- _REQUIREMENT_: Below are the entries; count the lines in them that contain the word "group" and give only the number.

━━━ DATA RECORDS

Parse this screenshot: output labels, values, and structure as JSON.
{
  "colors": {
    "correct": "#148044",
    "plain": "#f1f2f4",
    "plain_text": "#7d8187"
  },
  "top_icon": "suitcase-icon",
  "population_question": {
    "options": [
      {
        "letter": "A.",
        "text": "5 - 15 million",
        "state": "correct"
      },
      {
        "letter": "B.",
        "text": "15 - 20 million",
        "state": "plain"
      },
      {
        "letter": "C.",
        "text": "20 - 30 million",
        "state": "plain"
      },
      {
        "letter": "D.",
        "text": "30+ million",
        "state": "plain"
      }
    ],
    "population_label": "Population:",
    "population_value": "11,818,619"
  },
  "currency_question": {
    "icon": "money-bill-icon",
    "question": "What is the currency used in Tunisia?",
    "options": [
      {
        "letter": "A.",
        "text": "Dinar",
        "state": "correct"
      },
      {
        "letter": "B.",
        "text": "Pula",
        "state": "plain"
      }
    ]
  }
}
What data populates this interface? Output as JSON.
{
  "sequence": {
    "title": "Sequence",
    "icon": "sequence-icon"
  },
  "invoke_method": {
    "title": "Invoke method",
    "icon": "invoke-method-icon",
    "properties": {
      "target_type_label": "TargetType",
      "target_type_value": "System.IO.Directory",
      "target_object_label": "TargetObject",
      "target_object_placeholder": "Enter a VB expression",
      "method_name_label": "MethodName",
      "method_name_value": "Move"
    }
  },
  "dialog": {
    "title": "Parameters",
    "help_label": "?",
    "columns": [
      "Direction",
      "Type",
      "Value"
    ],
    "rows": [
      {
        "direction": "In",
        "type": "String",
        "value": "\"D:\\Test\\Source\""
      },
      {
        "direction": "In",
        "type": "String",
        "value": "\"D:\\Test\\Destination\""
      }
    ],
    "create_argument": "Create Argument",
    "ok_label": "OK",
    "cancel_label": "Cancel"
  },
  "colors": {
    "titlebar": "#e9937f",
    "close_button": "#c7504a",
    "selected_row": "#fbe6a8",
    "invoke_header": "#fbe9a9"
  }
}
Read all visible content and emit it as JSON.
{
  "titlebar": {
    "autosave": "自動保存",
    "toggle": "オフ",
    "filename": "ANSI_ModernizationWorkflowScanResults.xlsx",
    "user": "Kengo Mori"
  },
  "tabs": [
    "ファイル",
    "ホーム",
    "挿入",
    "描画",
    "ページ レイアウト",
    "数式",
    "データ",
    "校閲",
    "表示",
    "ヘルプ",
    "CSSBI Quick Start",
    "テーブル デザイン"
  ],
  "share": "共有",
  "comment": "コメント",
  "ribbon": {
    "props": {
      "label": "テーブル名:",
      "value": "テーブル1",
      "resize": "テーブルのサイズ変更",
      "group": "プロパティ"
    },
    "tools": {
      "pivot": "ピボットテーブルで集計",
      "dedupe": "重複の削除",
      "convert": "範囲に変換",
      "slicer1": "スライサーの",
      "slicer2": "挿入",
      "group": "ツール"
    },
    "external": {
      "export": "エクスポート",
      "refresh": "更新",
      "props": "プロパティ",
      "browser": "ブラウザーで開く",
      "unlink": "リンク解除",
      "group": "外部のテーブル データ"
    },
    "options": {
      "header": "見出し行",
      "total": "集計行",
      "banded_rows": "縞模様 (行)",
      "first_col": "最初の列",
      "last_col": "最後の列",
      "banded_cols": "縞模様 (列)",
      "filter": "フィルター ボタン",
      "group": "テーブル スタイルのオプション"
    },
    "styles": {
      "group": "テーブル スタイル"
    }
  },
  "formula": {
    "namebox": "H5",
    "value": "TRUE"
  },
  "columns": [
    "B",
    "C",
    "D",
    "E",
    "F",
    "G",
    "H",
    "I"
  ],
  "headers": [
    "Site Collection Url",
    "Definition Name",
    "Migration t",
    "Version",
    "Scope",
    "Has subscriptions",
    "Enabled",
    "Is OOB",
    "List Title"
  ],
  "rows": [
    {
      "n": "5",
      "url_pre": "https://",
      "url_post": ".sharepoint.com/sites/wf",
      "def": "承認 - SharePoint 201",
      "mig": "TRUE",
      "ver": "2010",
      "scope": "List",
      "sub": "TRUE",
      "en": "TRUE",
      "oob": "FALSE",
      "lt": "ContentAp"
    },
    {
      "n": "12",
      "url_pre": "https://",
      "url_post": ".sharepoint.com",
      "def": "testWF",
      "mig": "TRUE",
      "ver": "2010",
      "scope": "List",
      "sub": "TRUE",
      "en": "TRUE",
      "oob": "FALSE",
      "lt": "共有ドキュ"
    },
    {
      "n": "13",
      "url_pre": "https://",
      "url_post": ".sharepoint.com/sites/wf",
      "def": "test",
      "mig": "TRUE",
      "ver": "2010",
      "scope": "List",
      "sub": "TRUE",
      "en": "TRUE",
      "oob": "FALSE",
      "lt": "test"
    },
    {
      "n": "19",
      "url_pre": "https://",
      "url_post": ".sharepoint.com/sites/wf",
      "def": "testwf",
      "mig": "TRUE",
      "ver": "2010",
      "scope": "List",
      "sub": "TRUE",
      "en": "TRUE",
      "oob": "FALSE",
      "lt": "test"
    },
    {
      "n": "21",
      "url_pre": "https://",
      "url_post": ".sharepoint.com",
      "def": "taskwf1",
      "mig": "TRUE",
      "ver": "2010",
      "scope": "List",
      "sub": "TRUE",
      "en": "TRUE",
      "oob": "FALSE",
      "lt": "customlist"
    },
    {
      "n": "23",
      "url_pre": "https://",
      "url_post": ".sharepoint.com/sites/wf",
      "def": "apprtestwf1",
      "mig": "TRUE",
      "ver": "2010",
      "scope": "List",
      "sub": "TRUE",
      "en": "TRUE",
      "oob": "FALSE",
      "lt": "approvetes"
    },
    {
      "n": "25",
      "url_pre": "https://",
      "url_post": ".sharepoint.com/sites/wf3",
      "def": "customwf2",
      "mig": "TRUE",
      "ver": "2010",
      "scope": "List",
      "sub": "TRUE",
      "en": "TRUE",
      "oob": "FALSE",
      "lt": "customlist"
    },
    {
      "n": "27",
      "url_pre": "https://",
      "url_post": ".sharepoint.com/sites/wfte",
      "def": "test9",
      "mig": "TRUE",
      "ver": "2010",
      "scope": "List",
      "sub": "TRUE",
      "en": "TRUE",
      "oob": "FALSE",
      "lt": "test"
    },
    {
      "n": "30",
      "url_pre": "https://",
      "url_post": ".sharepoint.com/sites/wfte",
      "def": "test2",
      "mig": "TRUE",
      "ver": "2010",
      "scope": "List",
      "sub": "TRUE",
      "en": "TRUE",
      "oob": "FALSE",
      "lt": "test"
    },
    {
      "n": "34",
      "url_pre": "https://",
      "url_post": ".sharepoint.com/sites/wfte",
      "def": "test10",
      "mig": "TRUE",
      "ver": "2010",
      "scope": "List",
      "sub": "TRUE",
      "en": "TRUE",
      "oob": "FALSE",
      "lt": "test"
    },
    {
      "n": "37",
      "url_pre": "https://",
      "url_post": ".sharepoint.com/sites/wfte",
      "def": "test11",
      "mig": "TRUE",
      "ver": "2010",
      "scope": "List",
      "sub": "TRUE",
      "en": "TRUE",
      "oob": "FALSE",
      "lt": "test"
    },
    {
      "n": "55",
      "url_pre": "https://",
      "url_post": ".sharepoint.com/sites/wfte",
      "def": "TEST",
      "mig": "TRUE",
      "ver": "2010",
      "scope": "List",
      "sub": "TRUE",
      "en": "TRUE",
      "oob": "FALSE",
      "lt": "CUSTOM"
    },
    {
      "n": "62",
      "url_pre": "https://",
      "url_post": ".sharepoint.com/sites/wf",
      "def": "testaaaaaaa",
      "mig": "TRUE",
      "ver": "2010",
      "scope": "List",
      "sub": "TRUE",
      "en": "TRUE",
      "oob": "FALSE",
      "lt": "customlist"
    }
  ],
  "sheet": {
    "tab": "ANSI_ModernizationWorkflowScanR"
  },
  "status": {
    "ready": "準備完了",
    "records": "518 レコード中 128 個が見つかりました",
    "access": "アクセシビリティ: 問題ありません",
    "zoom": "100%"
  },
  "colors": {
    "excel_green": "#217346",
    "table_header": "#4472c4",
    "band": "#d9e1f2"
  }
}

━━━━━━

- _SOLUTION FOR THIS EXERCISE_: 5